Speaking to journalists at the headquarters of her Pakistan Peoples Party, Bhutto acknowledged that she and her supporters would have to “modify our campaign to some extent” because of the attacks. But she added: “We will continue to meet the public. We will not be deterred.”
In her 15-minute stop at Karachi’s Jinnah hospital, Bhutto visited the bedsides of several men who were injured while acting as volunteer security around her convoy. Police and party faithful took the brunt of the powerful blast, which came as Bhutto’s convoy was in the ninth hour of a trip from Karachi’s airport to the city center, moving at less than a mile an hour because of the enormous crowds. Bhutto, who was in the interior of her steel-reinforced vehicle at the time, escaped injury.
She then offered prayers at a shrine in Karachi’s poverty-stricken Lyari neighborhood, a traditional party stronghold. As word of her appearance spread, a crowd gathered and chanted: “Prime Minister Benazir!”
No group has claimed responsibility for the bombing, although at least one faction issued threats against the former leader prior to her return. Bhutto said at a news conference hours after the attack that she believed Islamic militants had carried out the bombing, with the possible complicity of some former and present officials in the government of President Gen. Pervez Musharraf.

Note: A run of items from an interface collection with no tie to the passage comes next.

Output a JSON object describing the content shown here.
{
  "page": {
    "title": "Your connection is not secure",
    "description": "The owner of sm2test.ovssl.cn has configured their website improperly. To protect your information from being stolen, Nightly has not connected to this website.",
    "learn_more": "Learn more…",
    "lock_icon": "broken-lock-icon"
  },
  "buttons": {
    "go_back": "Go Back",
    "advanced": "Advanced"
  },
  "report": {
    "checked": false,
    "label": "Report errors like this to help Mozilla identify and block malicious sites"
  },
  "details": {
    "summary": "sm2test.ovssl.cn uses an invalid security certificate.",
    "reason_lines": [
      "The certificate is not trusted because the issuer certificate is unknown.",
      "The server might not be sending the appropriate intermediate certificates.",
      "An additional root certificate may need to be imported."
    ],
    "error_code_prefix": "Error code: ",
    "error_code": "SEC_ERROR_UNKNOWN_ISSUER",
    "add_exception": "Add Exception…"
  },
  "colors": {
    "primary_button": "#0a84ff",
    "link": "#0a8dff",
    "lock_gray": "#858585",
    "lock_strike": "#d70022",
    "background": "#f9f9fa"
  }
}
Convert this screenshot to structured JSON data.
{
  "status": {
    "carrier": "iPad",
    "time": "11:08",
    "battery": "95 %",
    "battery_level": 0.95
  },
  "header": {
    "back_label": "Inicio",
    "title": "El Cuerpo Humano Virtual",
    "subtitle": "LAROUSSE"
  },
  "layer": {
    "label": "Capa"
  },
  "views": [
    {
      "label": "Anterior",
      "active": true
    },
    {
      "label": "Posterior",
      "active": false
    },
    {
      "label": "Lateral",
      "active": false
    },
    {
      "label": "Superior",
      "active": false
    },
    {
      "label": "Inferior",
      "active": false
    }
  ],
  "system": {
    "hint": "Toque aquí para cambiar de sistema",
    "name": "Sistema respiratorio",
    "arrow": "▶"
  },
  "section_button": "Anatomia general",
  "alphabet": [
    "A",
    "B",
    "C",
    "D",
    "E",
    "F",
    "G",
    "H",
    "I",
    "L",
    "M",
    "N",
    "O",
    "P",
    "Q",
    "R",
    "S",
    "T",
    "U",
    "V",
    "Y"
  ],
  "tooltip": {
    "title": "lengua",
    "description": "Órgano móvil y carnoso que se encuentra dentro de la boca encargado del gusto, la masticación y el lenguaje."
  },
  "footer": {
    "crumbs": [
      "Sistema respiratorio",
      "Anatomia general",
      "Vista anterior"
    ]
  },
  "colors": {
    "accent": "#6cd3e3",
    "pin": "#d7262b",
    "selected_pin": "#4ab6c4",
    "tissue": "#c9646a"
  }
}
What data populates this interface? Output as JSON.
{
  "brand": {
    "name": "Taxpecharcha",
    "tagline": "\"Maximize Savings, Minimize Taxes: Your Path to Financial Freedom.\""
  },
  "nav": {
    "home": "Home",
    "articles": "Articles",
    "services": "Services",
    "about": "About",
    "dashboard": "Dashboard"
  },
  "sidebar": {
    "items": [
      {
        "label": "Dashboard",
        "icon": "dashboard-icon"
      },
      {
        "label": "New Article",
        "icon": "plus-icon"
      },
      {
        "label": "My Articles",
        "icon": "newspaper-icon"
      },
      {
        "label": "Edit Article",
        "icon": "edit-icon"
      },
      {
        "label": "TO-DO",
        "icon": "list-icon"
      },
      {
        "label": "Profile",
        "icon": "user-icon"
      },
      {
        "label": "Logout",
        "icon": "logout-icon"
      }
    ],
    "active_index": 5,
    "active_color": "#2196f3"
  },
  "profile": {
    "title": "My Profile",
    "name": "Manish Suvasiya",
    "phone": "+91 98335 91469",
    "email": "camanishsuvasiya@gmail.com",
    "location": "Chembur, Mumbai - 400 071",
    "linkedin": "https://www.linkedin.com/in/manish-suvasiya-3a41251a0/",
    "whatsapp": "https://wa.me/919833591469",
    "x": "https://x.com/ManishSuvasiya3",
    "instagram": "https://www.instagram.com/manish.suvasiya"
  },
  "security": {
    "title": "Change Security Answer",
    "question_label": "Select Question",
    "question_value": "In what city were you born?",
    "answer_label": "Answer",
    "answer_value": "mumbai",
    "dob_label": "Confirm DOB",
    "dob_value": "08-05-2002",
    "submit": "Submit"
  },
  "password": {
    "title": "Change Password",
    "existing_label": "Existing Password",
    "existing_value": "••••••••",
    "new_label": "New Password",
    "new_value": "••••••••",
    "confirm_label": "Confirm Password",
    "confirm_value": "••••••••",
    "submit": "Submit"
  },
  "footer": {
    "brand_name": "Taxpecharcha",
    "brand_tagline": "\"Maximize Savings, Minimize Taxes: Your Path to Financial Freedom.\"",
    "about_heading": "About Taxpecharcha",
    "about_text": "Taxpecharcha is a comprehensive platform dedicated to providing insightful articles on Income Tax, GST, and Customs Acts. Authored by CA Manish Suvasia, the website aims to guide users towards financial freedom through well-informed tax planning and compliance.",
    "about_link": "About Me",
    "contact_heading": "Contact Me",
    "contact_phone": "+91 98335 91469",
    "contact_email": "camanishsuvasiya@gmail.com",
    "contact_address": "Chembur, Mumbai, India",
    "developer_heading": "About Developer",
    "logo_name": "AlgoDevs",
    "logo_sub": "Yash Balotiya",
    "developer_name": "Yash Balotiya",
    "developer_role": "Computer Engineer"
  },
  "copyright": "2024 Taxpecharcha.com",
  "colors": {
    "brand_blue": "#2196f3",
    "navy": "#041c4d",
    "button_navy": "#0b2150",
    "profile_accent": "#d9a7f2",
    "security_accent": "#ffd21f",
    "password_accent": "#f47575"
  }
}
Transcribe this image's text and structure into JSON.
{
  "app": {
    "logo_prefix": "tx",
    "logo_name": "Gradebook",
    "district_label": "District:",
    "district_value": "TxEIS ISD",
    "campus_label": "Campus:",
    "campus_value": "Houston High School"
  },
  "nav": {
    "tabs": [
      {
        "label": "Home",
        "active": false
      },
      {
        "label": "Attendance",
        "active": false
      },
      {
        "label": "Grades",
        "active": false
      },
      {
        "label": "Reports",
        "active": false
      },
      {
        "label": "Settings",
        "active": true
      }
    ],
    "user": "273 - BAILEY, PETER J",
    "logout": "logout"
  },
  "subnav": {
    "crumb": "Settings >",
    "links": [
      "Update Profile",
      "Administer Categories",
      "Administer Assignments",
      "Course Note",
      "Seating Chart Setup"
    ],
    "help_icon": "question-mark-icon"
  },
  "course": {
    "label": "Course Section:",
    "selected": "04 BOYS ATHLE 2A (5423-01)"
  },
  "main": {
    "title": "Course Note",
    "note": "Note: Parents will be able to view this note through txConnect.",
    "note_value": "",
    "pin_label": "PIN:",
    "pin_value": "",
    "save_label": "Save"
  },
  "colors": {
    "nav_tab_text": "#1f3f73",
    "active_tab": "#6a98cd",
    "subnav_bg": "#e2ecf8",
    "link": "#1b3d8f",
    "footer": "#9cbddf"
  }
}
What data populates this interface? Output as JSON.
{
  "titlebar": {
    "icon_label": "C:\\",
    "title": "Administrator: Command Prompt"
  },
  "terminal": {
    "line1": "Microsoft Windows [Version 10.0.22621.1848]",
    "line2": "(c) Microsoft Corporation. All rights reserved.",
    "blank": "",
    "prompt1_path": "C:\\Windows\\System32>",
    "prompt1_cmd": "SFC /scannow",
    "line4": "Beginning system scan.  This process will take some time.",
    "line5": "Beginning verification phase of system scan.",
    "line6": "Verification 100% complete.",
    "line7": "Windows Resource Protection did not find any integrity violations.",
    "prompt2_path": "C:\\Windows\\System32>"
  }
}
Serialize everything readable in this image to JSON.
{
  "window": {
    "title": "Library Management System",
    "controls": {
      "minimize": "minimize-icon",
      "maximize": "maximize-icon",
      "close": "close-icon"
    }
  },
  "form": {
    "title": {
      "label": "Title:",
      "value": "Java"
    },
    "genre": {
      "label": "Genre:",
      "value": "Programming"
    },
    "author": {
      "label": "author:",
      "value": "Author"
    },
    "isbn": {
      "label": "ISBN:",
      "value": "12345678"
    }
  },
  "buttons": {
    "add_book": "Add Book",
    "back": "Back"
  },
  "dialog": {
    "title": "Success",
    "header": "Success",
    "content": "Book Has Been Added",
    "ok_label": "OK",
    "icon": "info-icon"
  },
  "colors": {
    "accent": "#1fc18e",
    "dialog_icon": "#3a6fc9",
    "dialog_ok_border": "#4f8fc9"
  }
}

The government vehemently has denied any responsibility and said everything possible was done to protect Bhutto.